(GIVEN INFORMATION)

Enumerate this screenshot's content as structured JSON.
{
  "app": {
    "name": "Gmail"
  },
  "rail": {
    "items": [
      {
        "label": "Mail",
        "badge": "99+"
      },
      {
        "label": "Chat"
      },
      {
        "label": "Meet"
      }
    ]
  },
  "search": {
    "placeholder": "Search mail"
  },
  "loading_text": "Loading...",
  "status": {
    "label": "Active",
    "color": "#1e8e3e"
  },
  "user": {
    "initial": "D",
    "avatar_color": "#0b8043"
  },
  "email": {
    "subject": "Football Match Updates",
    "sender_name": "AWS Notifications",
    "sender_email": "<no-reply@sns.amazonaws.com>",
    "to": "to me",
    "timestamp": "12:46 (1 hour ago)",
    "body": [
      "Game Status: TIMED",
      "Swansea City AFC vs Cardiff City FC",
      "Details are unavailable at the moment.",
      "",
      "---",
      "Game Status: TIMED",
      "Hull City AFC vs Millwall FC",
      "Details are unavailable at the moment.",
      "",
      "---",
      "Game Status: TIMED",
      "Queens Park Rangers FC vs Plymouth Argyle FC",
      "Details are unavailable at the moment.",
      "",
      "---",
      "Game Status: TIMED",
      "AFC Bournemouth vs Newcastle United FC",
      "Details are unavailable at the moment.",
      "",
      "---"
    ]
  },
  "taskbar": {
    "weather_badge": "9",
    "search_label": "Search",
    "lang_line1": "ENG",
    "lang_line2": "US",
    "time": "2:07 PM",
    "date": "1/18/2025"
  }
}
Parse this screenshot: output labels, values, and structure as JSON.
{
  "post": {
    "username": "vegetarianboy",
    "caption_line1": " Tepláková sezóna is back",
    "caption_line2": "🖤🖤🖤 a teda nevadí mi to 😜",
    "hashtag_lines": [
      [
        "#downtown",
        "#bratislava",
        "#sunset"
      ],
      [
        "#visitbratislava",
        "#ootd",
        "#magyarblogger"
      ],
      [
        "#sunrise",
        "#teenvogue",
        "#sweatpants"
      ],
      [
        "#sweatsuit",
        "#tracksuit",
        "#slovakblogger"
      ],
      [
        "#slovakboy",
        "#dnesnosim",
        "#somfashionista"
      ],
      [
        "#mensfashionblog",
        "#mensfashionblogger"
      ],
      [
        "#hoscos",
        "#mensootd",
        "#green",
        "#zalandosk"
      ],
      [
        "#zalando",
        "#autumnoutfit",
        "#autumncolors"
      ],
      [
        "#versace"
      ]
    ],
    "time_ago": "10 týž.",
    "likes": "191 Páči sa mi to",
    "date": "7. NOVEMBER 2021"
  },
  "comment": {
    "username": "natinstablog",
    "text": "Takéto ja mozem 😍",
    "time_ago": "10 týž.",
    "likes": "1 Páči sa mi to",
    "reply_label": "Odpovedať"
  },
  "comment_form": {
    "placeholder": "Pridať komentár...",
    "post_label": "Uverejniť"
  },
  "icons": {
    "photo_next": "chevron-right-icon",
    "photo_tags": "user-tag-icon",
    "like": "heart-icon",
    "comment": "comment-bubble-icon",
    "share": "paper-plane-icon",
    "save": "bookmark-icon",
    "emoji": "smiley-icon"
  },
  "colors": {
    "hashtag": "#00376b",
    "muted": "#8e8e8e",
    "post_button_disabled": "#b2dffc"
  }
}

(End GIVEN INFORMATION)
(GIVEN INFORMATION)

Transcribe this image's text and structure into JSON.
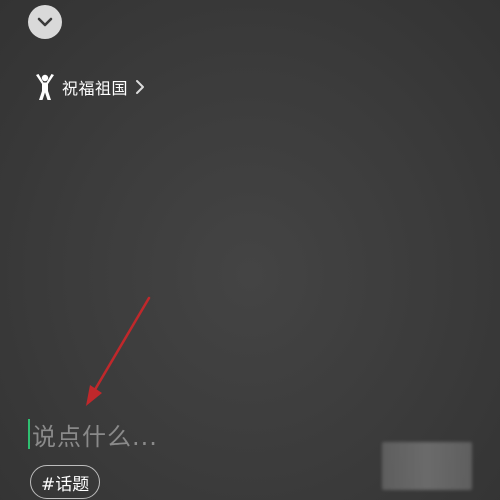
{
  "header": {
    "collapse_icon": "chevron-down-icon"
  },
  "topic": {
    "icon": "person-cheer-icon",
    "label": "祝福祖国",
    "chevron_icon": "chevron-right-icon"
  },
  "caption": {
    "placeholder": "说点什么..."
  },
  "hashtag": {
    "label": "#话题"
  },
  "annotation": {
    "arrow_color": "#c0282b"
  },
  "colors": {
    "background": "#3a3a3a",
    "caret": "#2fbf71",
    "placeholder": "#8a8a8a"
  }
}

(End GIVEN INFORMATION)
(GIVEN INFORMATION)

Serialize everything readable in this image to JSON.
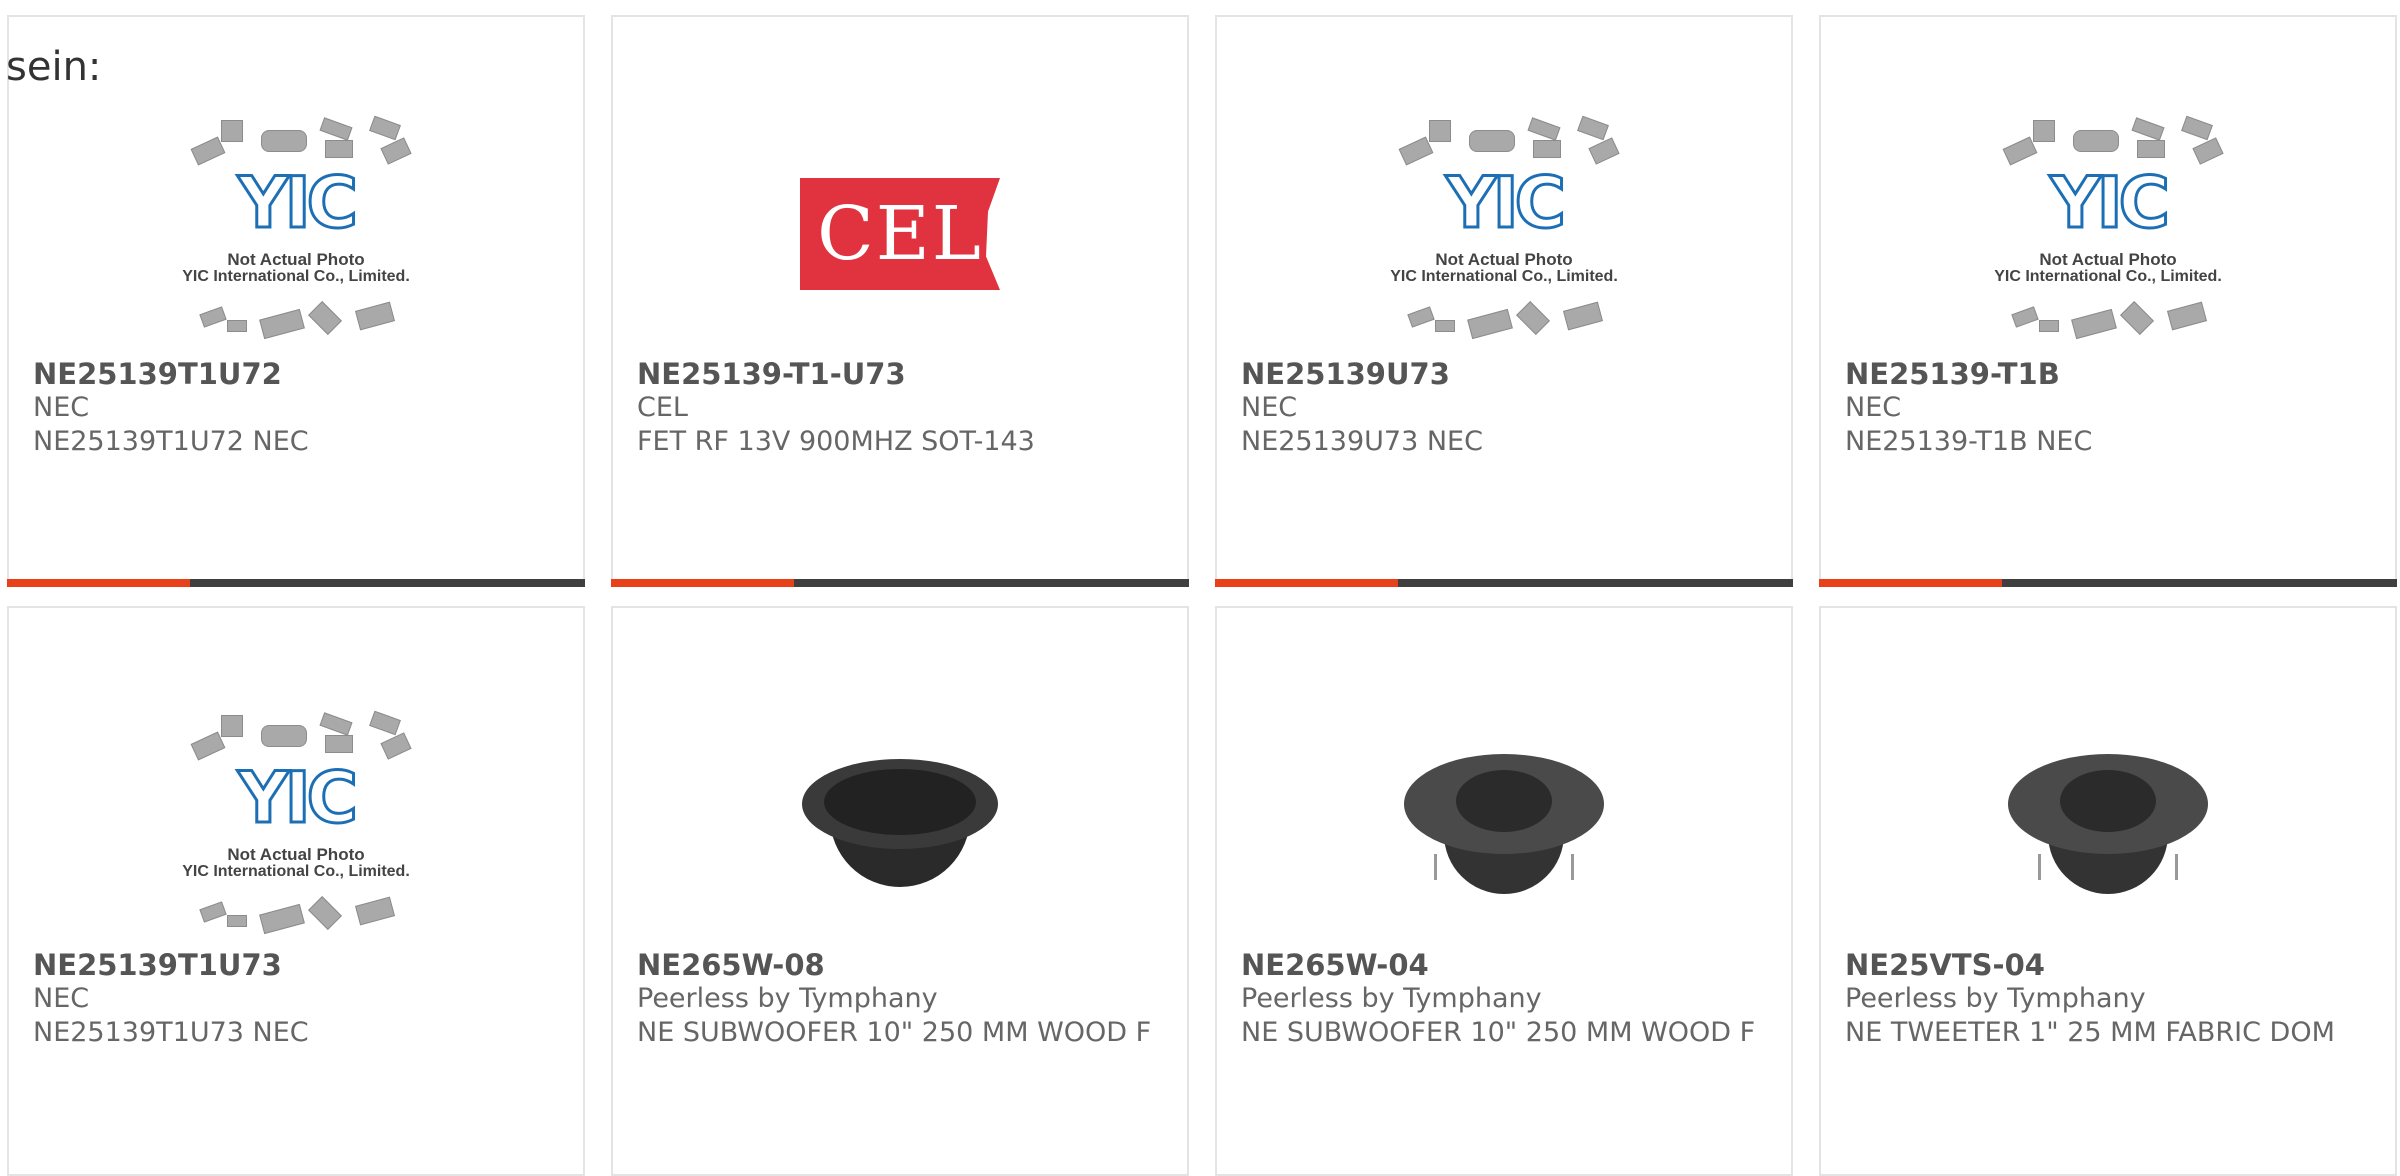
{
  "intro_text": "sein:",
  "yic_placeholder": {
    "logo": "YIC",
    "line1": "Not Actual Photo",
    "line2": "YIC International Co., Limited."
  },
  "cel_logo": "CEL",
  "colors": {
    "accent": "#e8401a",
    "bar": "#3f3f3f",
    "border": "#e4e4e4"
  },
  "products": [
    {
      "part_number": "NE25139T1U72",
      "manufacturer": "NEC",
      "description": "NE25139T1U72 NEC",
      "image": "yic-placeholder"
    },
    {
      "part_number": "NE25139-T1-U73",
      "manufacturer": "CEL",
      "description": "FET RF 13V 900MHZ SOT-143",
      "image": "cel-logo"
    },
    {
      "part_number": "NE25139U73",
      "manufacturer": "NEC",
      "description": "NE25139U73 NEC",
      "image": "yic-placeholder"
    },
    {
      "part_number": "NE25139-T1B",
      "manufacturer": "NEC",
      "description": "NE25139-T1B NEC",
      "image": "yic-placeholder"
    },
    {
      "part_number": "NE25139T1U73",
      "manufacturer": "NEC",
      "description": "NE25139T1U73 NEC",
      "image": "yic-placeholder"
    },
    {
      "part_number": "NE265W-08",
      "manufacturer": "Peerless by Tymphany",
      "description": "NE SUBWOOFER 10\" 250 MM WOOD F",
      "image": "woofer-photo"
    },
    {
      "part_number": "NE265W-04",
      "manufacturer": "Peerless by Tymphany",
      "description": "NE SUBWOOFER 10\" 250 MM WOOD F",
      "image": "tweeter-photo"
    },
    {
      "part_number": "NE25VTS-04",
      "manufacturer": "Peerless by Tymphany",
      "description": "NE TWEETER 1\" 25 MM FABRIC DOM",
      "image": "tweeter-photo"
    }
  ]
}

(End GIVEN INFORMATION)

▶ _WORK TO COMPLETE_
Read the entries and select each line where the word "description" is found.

▶ _SOLUTION TO THE PROBLEM_
      "description": "NE25139T1U72 NEC",
      "description": "FET RF 13V 900MHZ SOT-143",
      "description": "NE25139U73 NEC",
      "description": "NE25139-T1B NEC",
      "description": "NE25139T1U73 NEC",
      "description": "NE SUBWOOFER 10\" 250 MM WOOD F",
      "description": "NE SUBWOOFER 10\" 250 MM WOOD F",
      "description": "NE TWEETER 1\" 25 MM FABRIC DOM",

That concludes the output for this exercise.